“I wanted to tell people to be sure to have protection if they’re going out for a walk,” she said. “You just don’t know what you’re going to meet.”
The two dogs, which are both males and approximately a year old, have been quarantined for 10 days. One is in the custody of Mesa County Animal Services. The other was allowed to remain at home but can’t have any contact with any people or dogs outside the household and must be kept inside. If the dog goes outside, he must be on a leash or with the owner, Animal Services Director Penny McCarty said.
The owner of the dog, Keonnie Elkins, 25, 109 Anna Court, No. A8, was issued a summons for failing to control the dogs, having dogs at-large and failing to provide proof of a license. He was ordered to appear in court March 17 and faces $700 in fines if he’s convicted. His ticket indicates Kelley is seeking restitution.
A call to Elkins’ home went unanswered Friday.
The dogs that attacked Kelley live at Elkins’ apartment, which is around the corner and up the street from the Kelley home. There is a makeshift fence outside the back door to the apartment. On Friday, the fence was peeled back, leaving an opening, and a dog that appeared to be a pit bull or pit-bull mix was asleep on the back step.
Animal Services responded to 230 dog bite reports in Mesa County and the city of Grand Junction between Jan. 1 and Oct. 10, 2005. The most reports, 38, involved border collies, heelers and Australian shepherds. Pit bulls ranked second, with 26 reports.
McCarty said the number of bites involving pit bulls partially reflects the increasing popularity of the breed. She said the behavior the pit bulls exhibited on Jan. 28 isn’t specific to that breed but, in fact, can be exhibited in all breeds. It happens, she said, when dogs are allowed to run loose and develop a pack mentality.
“There are very responsible pit bull owners,” McCarty said. “There are also, because it’s a popular breed, a lot of irresponsible pit bull owners. It comes down to owner responsibility.”
McCarty said the pit bulls didn’t meet the criteria for being considered dangerous dogs because Kelley’s injuries weren’t serious enough and because the dogs didn’t have a significant history with Animal Services.
Officers were called out to Elkins’ address once before — on Jan. 18, when a neighbor reported that Elkins’ dogs were running loose, McCarty said. The neighbor said she had a female dog in heat but only wanted a warning issued. Officers left a note on Elkins’ door informing him they had received a report that his dogs were running loose and asked him to contact Animal Services, McCarty said.
Kelley, meanwhile, said she has to wear a cast for five weeks to allow her arm to heal. But she seems less concerned about herself than others.
“The main thing is to warn people how dangerous it can be,” she said. “I don’t want any kid getting killed.”
Mike Wiggins can be reached via e-mail at firstname.lastname@example.org.
Does anyone else think it sounds like the dogs were being playful and knocked her down?

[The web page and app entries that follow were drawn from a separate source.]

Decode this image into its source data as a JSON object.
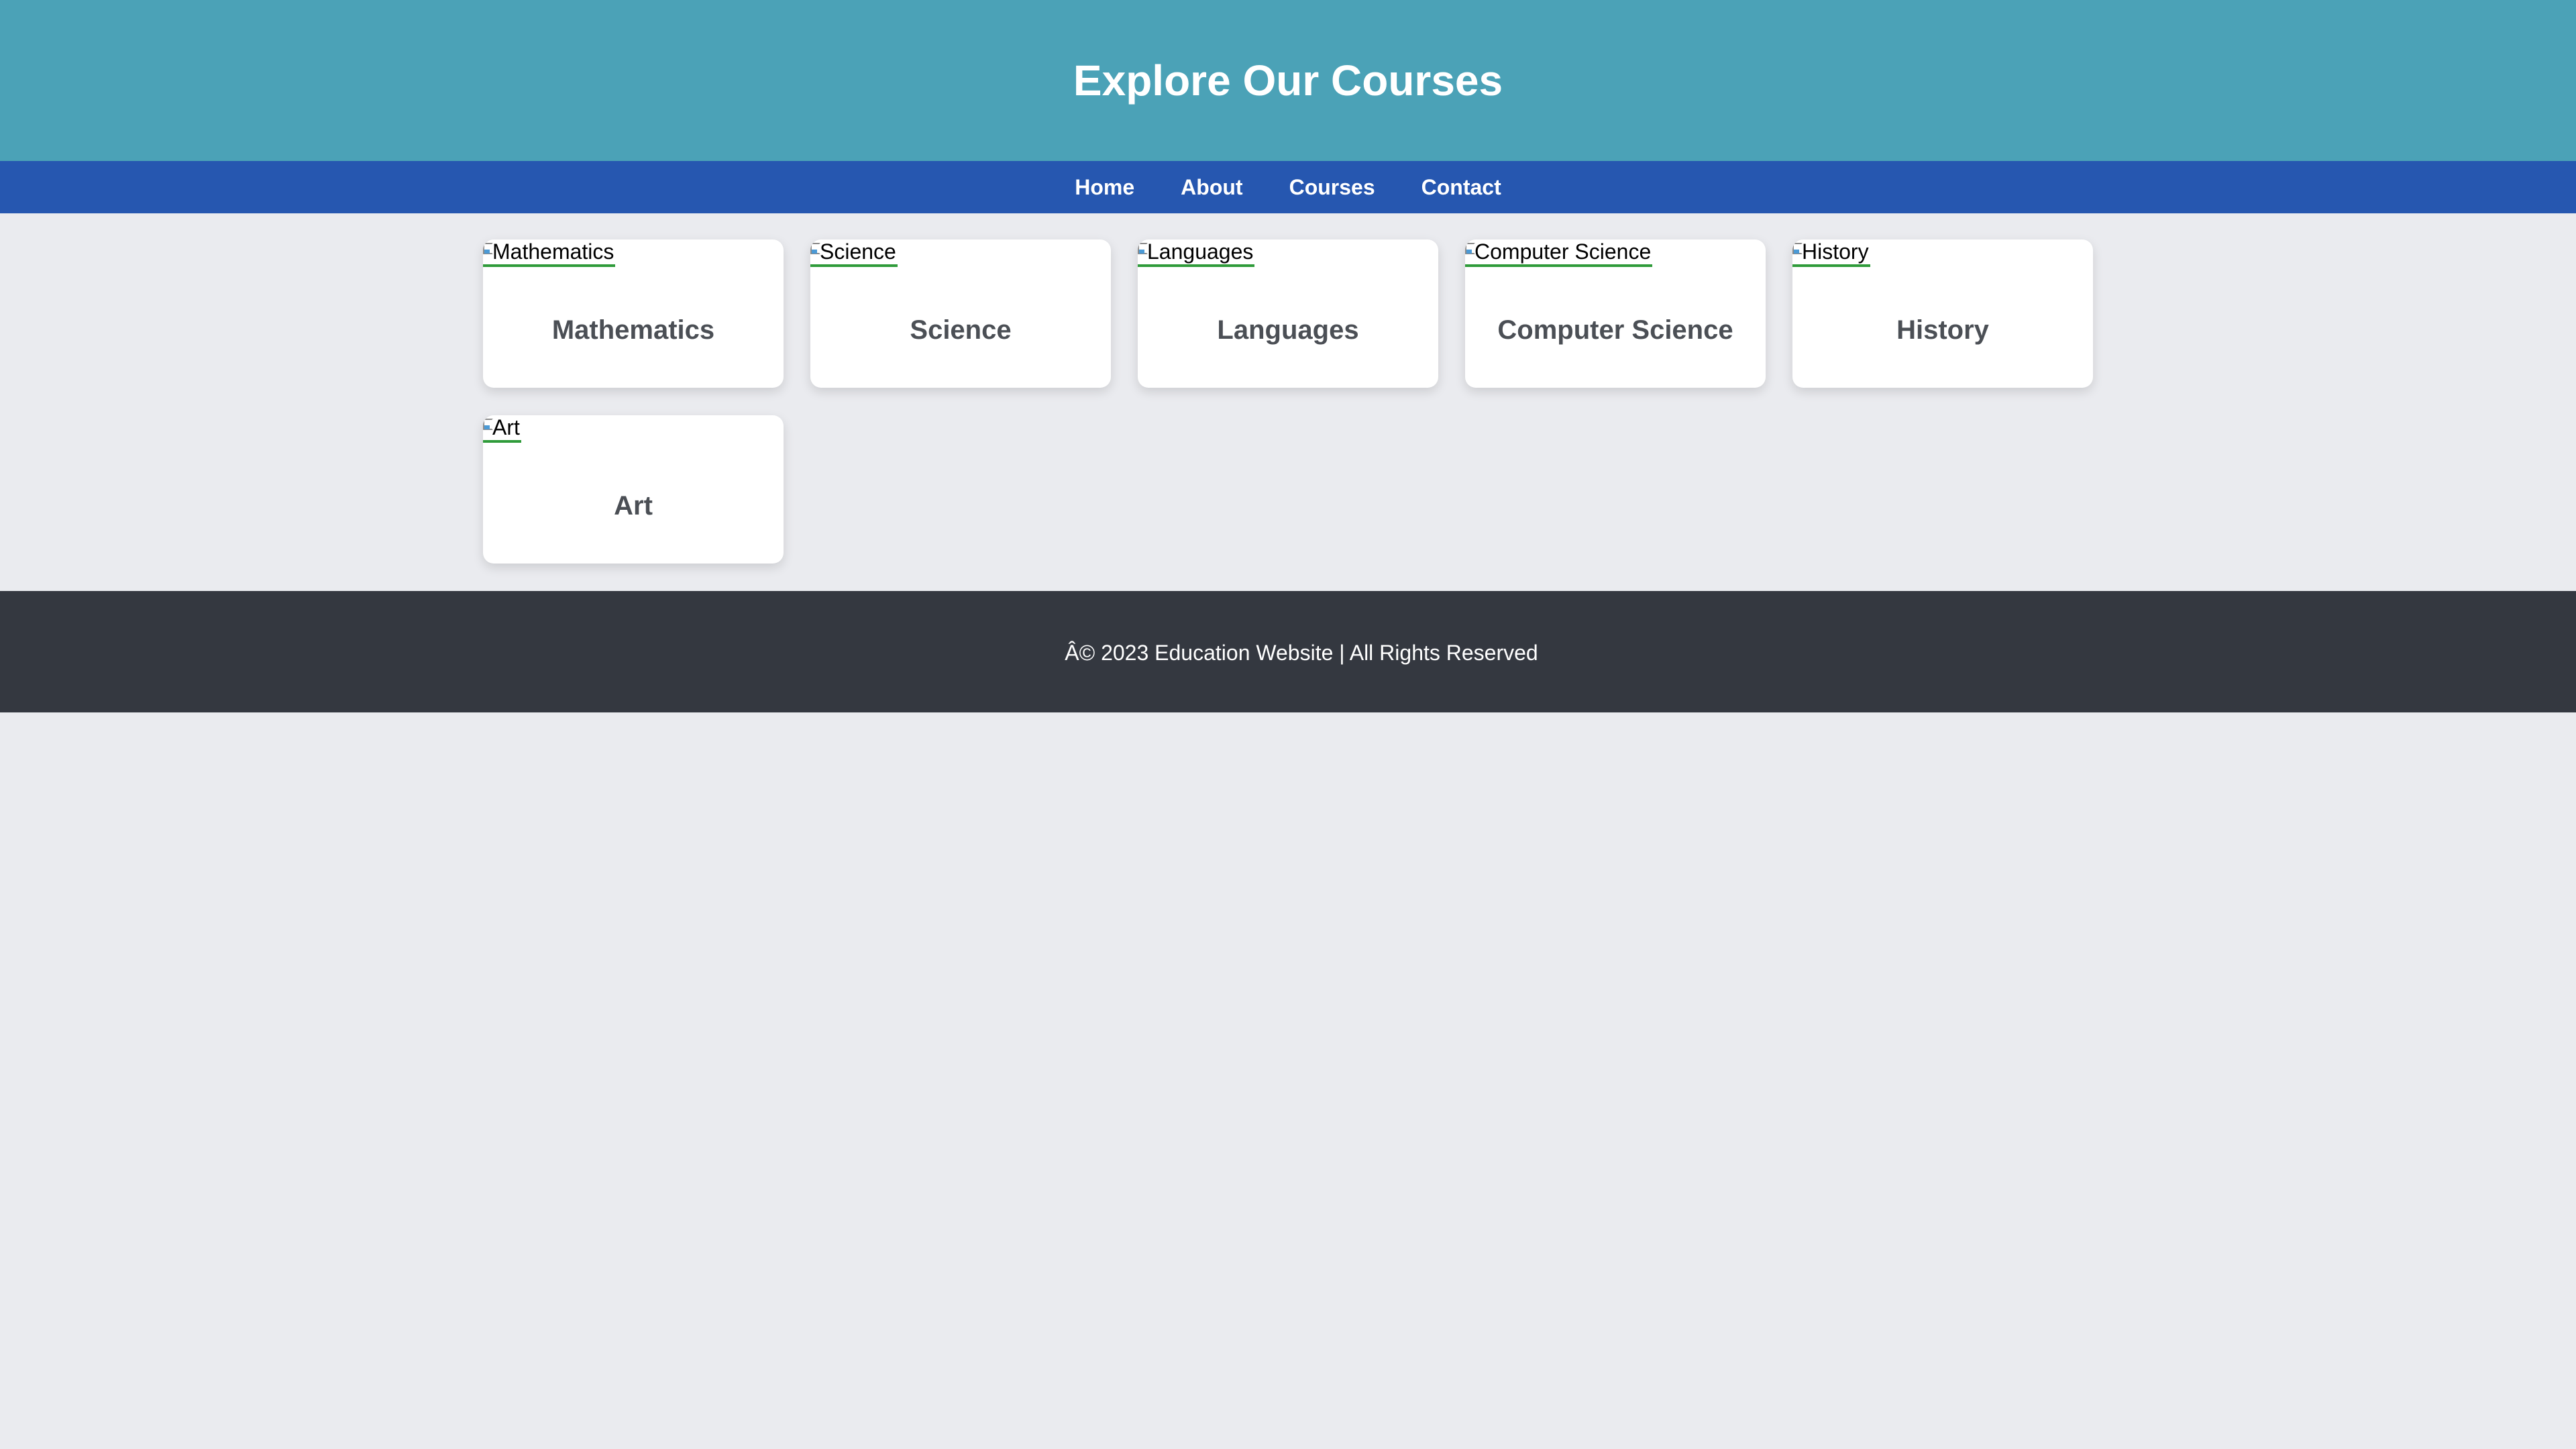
{
  "header": {
    "title": "Explore Our Courses"
  },
  "nav": {
    "items": [
      {
        "label": "Home"
      },
      {
        "label": "About"
      },
      {
        "label": "Courses"
      },
      {
        "label": "Contact"
      }
    ]
  },
  "courses": [
    {
      "image_alt": "Mathematics",
      "title": "Mathematics"
    },
    {
      "image_alt": "Science",
      "title": "Science"
    },
    {
      "image_alt": "Languages",
      "title": "Languages"
    },
    {
      "image_alt": "Computer Science",
      "title": "Computer Science"
    },
    {
      "image_alt": "History",
      "title": "History"
    },
    {
      "image_alt": "Art",
      "title": "Art"
    }
  ],
  "footer": {
    "text": "Â© 2023 Education Website | All Rights Reserved"
  },
  "colors": {
    "header_bg": "#4ba2b7",
    "nav_bg": "#2657b0",
    "page_bg": "#eaebef",
    "footer_bg": "#343840",
    "card_title": "#4b4f55",
    "link_underline": "#2f9b3a"
  },
  "icons": {
    "course_image_placeholder": "broken-image-icon"
  }
}
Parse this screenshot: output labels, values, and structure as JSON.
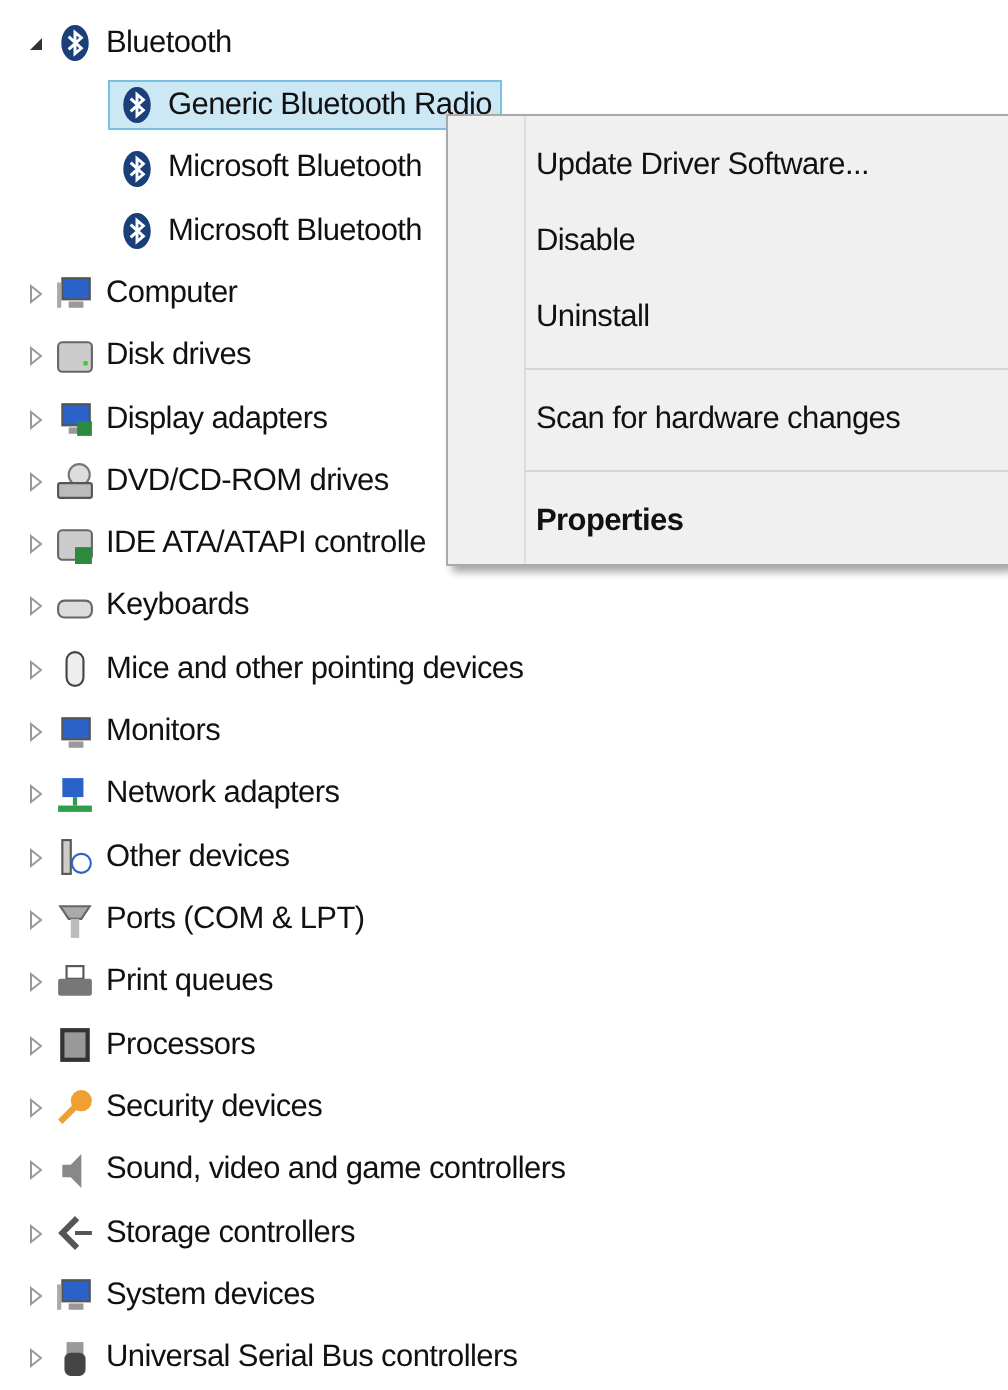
{
  "device_tree": [
    {
      "label": "Bluetooth",
      "expanded": true,
      "children": [
        {
          "label": "Generic Bluetooth Radio",
          "selected": true
        },
        {
          "label": "Microsoft Bluetooth",
          "selected": false
        },
        {
          "label": "Microsoft Bluetooth",
          "selected": false
        }
      ]
    },
    {
      "label": "Computer",
      "expanded": false
    },
    {
      "label": "Disk drives",
      "expanded": false
    },
    {
      "label": "Display adapters",
      "expanded": false
    },
    {
      "label": "DVD/CD-ROM drives",
      "expanded": false
    },
    {
      "label": "IDE ATA/ATAPI controlle",
      "expanded": false
    },
    {
      "label": "Keyboards",
      "expanded": false
    },
    {
      "label": "Mice and other pointing devices",
      "expanded": false
    },
    {
      "label": "Monitors",
      "expanded": false
    },
    {
      "label": "Network adapters",
      "expanded": false
    },
    {
      "label": "Other devices",
      "expanded": false
    },
    {
      "label": "Ports (COM & LPT)",
      "expanded": false
    },
    {
      "label": "Print queues",
      "expanded": false
    },
    {
      "label": "Processors",
      "expanded": false
    },
    {
      "label": "Security devices",
      "expanded": false
    },
    {
      "label": "Sound, video and game controllers",
      "expanded": false
    },
    {
      "label": "Storage controllers",
      "expanded": false
    },
    {
      "label": "System devices",
      "expanded": false
    },
    {
      "label": "Universal Serial Bus controllers",
      "expanded": false
    }
  ],
  "context_menu": [
    {
      "label": "Update Driver Software...",
      "kind": "item"
    },
    {
      "label": "Disable",
      "kind": "item"
    },
    {
      "label": "Uninstall",
      "kind": "item"
    },
    {
      "kind": "separator"
    },
    {
      "label": "Scan for hardware changes",
      "kind": "item"
    },
    {
      "kind": "separator"
    },
    {
      "label": "Properties",
      "kind": "default"
    }
  ]
}
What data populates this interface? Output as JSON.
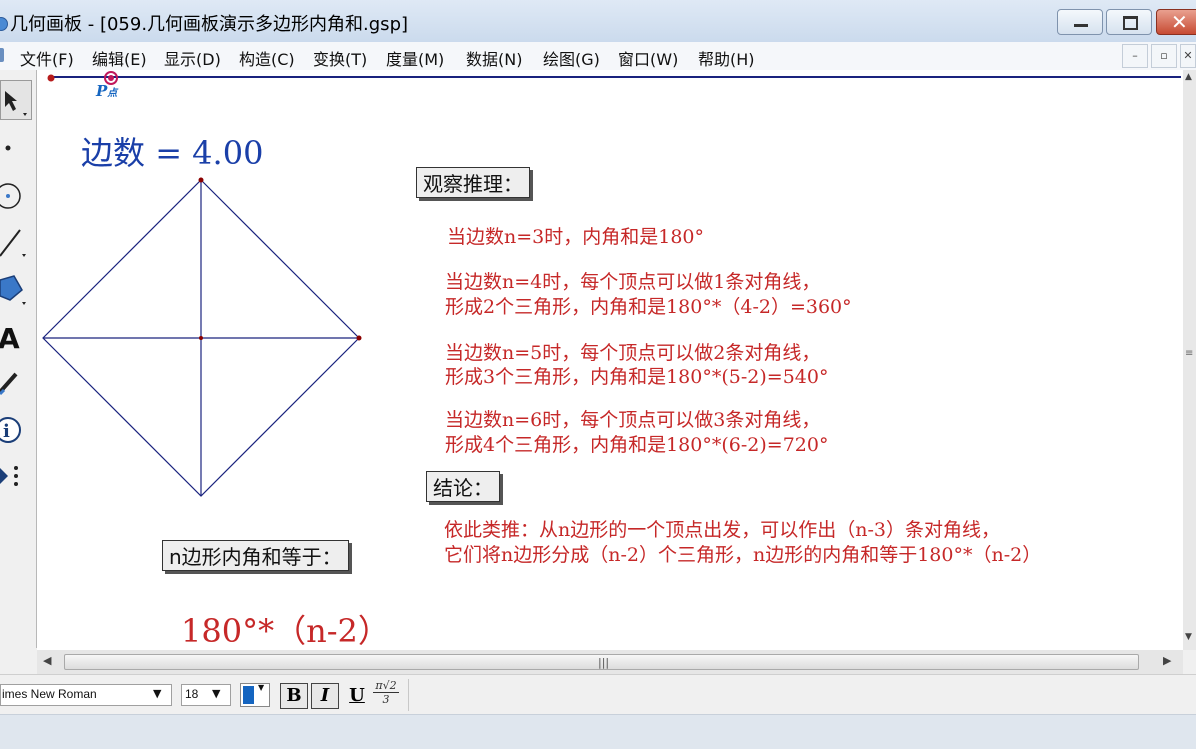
{
  "window": {
    "title": "几何画板 - [059.几何画板演示多边形内角和.gsp]"
  },
  "menu": [
    "文件(F)",
    "编辑(E)",
    "显示(D)",
    "构造(C)",
    "变换(T)",
    "度量(M)",
    "数据(N)",
    "绘图(G)",
    "窗口(W)",
    "帮助(H)"
  ],
  "canvas": {
    "point_label": "P",
    "point_subscript": "点",
    "sides_label": "边数",
    "sides_eq": "=",
    "sides_value": "4.00",
    "observe_title": "观察推理：",
    "obs_n3": "当边数n=3时，内角和是180°",
    "obs_n4_1": "当边数n=4时，每个顶点可以做1条对角线，",
    "obs_n4_2": "形成2个三角形，内角和是180°*（4-2）=360°",
    "obs_n5_1": "当边数n=5时，每个顶点可以做2条对角线，",
    "obs_n5_2": "形成3个三角形，内角和是180°*(5-2)=540°",
    "obs_n6_1": "当边数n=6时，每个顶点可以做3条对角线，",
    "obs_n6_2": "形成4个三角形，内角和是180°*(6-2)=720°",
    "conclusion_title": "结论：",
    "conclusion_1": "依此类推：从n边形的一个顶点出发，可以作出（n-3）条对角线，",
    "conclusion_2": "它们将n边形分成（n-2）个三角形，n边形的内角和等于180°*（n-2）",
    "formula_title": "n边形内角和等于：",
    "formula": "180°*（n-2）"
  },
  "textbar": {
    "font_name": "imes New Roman",
    "font_size": "18",
    "bold": "B",
    "italic": "I",
    "underline": "U",
    "math_top": "π√2",
    "math_bottom": "3"
  },
  "colors": {
    "dark_blue": "#1a237e",
    "red_text": "#c62828",
    "magenta_point": "#c2185b"
  },
  "icons": [
    "arrow-select-icon",
    "point-tool-icon",
    "compass-tool-icon",
    "straightedge-tool-icon",
    "polygon-tool-icon",
    "text-tool-icon",
    "marker-tool-icon",
    "information-tool-icon",
    "custom-tool-icon"
  ]
}
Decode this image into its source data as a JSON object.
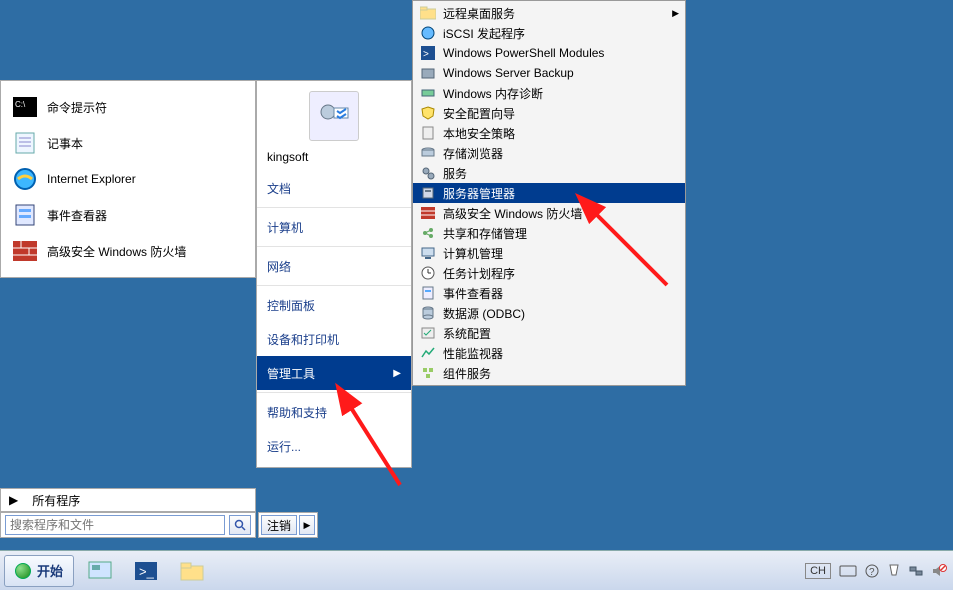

I can imagine that a semi-large dog jumping on when you are afraid of them might knock you off your feet, and cause you to hurt yourself.